-- Your task --
The expected response is a copy of every line in the entries below that includes the word "OREGON".

Page and application data records

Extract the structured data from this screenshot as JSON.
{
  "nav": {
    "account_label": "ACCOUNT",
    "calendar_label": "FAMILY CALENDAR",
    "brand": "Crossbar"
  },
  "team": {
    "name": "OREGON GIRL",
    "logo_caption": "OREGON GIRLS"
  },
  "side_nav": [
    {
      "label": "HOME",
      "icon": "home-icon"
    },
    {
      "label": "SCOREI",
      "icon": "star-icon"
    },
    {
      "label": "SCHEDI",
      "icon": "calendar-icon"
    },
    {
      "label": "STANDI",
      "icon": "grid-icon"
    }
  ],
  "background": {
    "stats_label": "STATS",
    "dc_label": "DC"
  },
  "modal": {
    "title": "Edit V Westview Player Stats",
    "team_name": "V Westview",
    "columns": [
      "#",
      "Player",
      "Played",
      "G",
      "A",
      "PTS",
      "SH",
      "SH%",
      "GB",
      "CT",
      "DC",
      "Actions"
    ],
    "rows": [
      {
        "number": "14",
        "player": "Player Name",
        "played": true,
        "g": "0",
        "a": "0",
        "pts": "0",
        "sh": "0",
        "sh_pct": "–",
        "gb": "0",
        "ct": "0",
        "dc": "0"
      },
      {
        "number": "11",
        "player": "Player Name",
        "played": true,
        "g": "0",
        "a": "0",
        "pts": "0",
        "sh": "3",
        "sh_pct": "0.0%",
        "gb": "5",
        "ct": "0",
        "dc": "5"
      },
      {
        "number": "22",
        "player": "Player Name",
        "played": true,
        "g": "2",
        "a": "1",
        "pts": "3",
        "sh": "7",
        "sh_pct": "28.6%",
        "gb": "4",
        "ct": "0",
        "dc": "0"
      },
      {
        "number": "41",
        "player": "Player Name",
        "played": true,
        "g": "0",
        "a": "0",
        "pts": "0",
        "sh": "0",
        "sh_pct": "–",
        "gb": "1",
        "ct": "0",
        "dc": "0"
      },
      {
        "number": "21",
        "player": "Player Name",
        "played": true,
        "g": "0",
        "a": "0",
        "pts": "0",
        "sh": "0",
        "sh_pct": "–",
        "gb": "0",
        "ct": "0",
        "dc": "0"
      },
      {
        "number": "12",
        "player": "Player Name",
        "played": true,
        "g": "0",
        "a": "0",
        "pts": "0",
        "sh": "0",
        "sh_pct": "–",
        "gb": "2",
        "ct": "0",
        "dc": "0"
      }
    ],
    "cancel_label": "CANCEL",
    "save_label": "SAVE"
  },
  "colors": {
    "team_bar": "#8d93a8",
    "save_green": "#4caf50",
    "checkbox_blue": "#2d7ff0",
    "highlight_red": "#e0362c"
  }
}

-- Answer box --
    "name": "OREGON GIRL",
    "logo_caption": "OREGON GIRLS"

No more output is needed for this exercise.